(Beginning of DATASET ENTRIES)
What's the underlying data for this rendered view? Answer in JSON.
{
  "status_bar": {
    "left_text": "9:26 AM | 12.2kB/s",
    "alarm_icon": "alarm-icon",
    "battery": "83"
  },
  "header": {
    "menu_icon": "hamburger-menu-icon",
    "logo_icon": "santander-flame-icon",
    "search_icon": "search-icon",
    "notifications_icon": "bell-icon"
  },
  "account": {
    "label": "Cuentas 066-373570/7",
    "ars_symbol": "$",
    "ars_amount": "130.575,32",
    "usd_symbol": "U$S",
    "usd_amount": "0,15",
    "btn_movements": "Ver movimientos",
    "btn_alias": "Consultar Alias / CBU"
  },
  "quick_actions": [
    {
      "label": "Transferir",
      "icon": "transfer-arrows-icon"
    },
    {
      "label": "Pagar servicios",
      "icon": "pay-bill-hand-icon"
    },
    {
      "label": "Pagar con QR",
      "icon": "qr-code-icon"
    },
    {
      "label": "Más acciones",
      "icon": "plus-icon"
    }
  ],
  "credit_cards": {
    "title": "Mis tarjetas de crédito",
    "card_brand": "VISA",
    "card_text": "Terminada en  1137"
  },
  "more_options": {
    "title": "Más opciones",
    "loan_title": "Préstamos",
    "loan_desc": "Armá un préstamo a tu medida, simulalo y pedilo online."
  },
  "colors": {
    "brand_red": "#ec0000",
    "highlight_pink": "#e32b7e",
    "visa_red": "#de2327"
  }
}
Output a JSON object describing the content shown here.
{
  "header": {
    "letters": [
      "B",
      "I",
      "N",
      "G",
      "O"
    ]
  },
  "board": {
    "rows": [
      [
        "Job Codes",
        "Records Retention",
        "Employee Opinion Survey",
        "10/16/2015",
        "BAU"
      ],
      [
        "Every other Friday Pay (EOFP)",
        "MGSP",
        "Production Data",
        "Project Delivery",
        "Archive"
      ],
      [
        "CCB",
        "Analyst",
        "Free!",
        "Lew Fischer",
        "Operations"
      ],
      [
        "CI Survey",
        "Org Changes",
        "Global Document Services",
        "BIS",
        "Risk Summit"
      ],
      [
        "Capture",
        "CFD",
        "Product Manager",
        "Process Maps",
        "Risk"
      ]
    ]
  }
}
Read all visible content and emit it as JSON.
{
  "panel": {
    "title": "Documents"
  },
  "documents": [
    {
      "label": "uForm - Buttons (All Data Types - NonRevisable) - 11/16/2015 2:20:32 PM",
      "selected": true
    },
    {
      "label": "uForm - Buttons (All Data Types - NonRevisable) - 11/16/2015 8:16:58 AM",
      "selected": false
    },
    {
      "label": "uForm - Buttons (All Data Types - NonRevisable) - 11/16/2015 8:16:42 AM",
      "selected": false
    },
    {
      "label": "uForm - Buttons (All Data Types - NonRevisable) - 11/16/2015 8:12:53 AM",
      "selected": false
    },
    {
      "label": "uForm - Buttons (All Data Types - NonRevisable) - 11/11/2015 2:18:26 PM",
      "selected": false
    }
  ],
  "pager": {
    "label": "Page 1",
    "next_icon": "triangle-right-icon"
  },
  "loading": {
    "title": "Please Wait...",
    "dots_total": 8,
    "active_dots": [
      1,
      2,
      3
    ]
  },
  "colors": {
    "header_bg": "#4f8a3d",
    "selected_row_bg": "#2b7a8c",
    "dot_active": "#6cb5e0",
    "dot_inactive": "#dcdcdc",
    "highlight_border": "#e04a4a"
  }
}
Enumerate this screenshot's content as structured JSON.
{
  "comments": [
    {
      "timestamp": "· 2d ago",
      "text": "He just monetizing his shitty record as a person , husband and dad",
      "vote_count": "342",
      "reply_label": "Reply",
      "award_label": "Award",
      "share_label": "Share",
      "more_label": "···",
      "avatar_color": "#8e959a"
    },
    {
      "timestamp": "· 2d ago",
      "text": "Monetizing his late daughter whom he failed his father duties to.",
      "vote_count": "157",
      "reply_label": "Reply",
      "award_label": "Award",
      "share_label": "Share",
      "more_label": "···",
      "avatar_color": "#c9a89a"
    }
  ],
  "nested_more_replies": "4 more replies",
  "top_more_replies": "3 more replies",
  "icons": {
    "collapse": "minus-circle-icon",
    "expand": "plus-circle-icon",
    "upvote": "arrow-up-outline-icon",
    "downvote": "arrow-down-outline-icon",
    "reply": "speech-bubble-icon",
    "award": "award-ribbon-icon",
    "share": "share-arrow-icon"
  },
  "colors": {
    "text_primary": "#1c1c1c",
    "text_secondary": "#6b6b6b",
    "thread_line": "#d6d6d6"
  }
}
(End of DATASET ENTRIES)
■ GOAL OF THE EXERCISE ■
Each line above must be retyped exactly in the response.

■ REPLY ■
What's the underlying data for this rendered view? Answer in JSON.
{
  "status_bar": {
    "left_text": "9:26 AM | 12.2kB/s",
    "alarm_icon": "alarm-icon",
    "battery": "83"
  },
  "header": {
    "menu_icon": "hamburger-menu-icon",
    "logo_icon": "santander-flame-icon",
    "search_icon": "search-icon",
    "notifications_icon": "bell-icon"
  },
  "account": {
    "label": "Cuentas 066-373570/7",
    "ars_symbol": "$",
    "ars_amount": "130.575,32",
    "usd_symbol": "U$S",
    "usd_amount": "0,15",
    "btn_movements": "Ver movimientos",
    "btn_alias": "Consultar Alias / CBU"
  },
  "quick_actions": [
    {
      "label": "Transferir",
      "icon": "transfer-arrows-icon"
    },
    {
      "label": "Pagar servicios",
      "icon": "pay-bill-hand-icon"
    },
    {
      "label": "Pagar con QR",
      "icon": "qr-code-icon"
    },
    {
      "label": "Más acciones",
      "icon": "plus-icon"
    }
  ],
  "credit_cards": {
    "title": "Mis tarjetas de crédito",
    "card_brand": "VISA",
    "card_text": "Terminada en  1137"
  },
  "more_options": {
    "title": "Más opciones",
    "loan_title": "Préstamos",
    "loan_desc": "Armá un préstamo a tu medida, simulalo y pedilo online."
  },
  "colors": {
    "brand_red": "#ec0000",
    "highlight_pink": "#e32b7e",
    "visa_red": "#de2327"
  }
}
Output a JSON object describing the content shown here.
{
  "header": {
    "letters": [
      "B",
      "I",
      "N",
      "G",
      "O"
    ]
  },
  "board": {
    "rows": [
      [
        "Job Codes",
        "Records Retention",
        "Employee Opinion Survey",
        "10/16/2015",
        "BAU"
      ],
      [
        "Every other Friday Pay (EOFP)",
        "MGSP",
        "Production Data",
        "Project Delivery",
        "Archive"
      ],
      [
        "CCB",
        "Analyst",
        "Free!",
        "Lew Fischer",
        "Operations"
      ],
      [
        "CI Survey",
        "Org Changes",
        "Global Document Services",
        "BIS",
        "Risk Summit"
      ],
      [
        "Capture",
        "CFD",
        "Product Manager",
        "Process Maps",
        "Risk"
      ]
    ]
  }
}
Read all visible content and emit it as JSON.
{
  "panel": {
    "title": "Documents"
  },
  "documents": [
    {
      "label": "uForm - Buttons (All Data Types - NonRevisable) - 11/16/2015 2:20:32 PM",
      "selected": true
    },
    {
      "label": "uForm - Buttons (All Data Types - NonRevisable) - 11/16/2015 8:16:58 AM",
      "selected": false
    },
    {
      "label": "uForm - Buttons (All Data Types - NonRevisable) - 11/16/2015 8:16:42 AM",
      "selected": false
    },
    {
      "label": "uForm - Buttons (All Data Types - NonRevisable) - 11/16/2015 8:12:53 AM",
      "selected": false
    },
    {
      "label": "uForm - Buttons (All Data Types - NonRevisable) - 11/11/2015 2:18:26 PM",
      "selected": false
    }
  ],
  "pager": {
    "label": "Page 1",
    "next_icon": "triangle-right-icon"
  },
  "loading": {
    "title": "Please Wait...",
    "dots_total": 8,
    "active_dots": [
      1,
      2,
      3
    ]
  },
  "colors": {
    "header_bg": "#4f8a3d",
    "selected_row_bg": "#2b7a8c",
    "dot_active": "#6cb5e0",
    "dot_inactive": "#dcdcdc",
    "highlight_border": "#e04a4a"
  }
}
Enumerate this screenshot's content as structured JSON.
{
  "comments": [
    {
      "timestamp": "· 2d ago",
      "text": "He just monetizing his shitty record as a person , husband and dad",
      "vote_count": "342",
      "reply_label": "Reply",
      "award_label": "Award",
      "share_label": "Share",
      "more_label": "···",
      "avatar_color": "#8e959a"
    },
    {
      "timestamp": "· 2d ago",
      "text": "Monetizing his late daughter whom he failed his father duties to.",
      "vote_count": "157",
      "reply_label": "Reply",
      "award_label": "Award",
      "share_label": "Share",
      "more_label": "···",
      "avatar_color": "#c9a89a"
    }
  ],
  "nested_more_replies": "4 more replies",
  "top_more_replies": "3 more replies",
  "icons": {
    "collapse": "minus-circle-icon",
    "expand": "plus-circle-icon",
    "upvote": "arrow-up-outline-icon",
    "downvote": "arrow-down-outline-icon",
    "reply": "speech-bubble-icon",
    "award": "award-ribbon-icon",
    "share": "share-arrow-icon"
  },
  "colors": {
    "text_primary": "#1c1c1c",
    "text_secondary": "#6b6b6b",
    "thread_line": "#d6d6d6"
  }
}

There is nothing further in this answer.